_GOAL OF THE EXERCISE_. With every picture left out, give the data below back exactly.

_DATA SUPPLIED_.
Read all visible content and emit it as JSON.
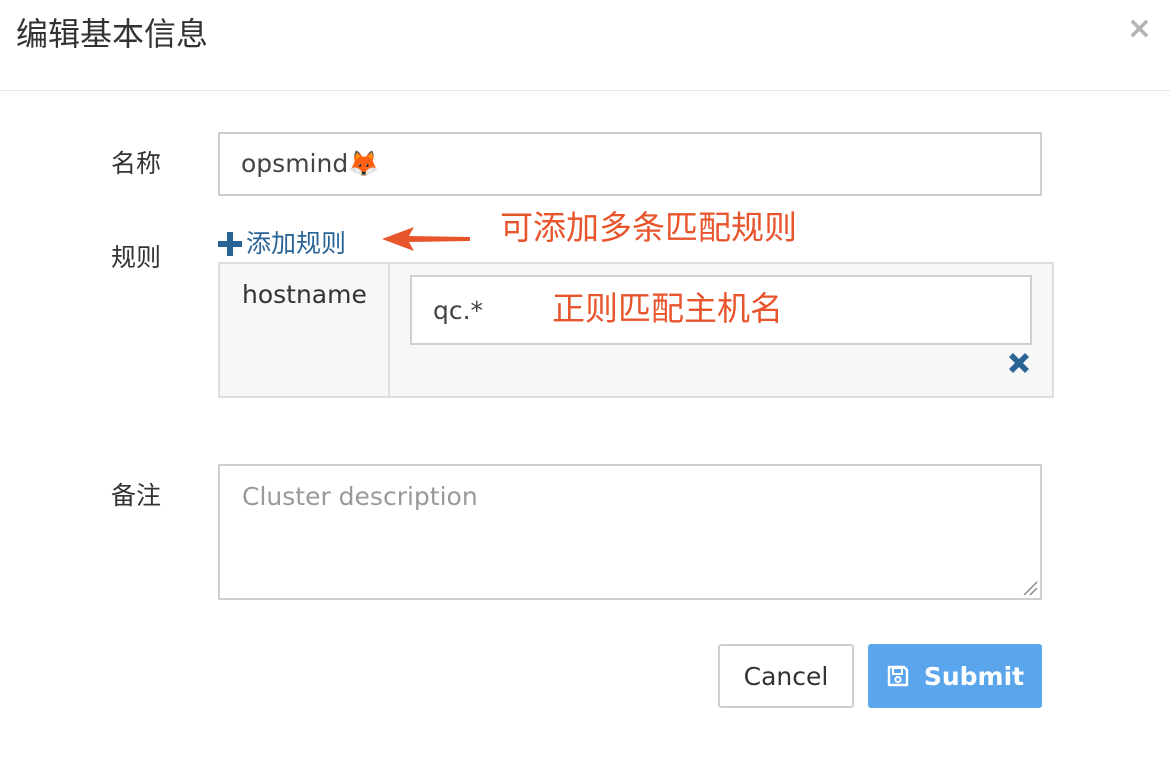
{
  "dialog": {
    "title": "编辑基本信息",
    "close_glyph": "×"
  },
  "form": {
    "name": {
      "label": "名称",
      "value": "opsmind🦊"
    },
    "rules": {
      "label": "规则",
      "add_link": "添加规则",
      "items": [
        {
          "key": "hostname",
          "value": "qc.*"
        }
      ]
    },
    "note": {
      "label": "备注",
      "placeholder": "Cluster description",
      "value": ""
    }
  },
  "annotations": {
    "add_rule_hint": "可添加多条匹配规则",
    "regex_hint": "正则匹配主机名",
    "color": "#e8542b"
  },
  "buttons": {
    "cancel": "Cancel",
    "submit": "Submit"
  },
  "colors": {
    "primary": "#5aa5ec",
    "link": "#2a6496",
    "annotation": "#e8542b"
  },
  "icons": {
    "close": "close-icon",
    "add": "plus-icon",
    "remove": "remove-x-icon",
    "save": "floppy-disk-icon"
  }
}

_ANSWER_.
Read all visible content and emit it as JSON.
{
  "dialog": {
    "title": "编辑基本信息",
    "close_glyph": "×"
  },
  "form": {
    "name": {
      "label": "名称",
      "value": "opsmind🦊"
    },
    "rules": {
      "label": "规则",
      "add_link": "添加规则",
      "items": [
        {
          "key": "hostname",
          "value": "qc.*"
        }
      ]
    },
    "note": {
      "label": "备注",
      "placeholder": "Cluster description",
      "value": ""
    }
  },
  "annotations": {
    "add_rule_hint": "可添加多条匹配规则",
    "regex_hint": "正则匹配主机名",
    "color": "#e8542b"
  },
  "buttons": {
    "cancel": "Cancel",
    "submit": "Submit"
  },
  "colors": {
    "primary": "#5aa5ec",
    "link": "#2a6496",
    "annotation": "#e8542b"
  },
  "icons": {
    "close": "close-icon",
    "add": "plus-icon",
    "remove": "remove-x-icon",
    "save": "floppy-disk-icon"
  }
}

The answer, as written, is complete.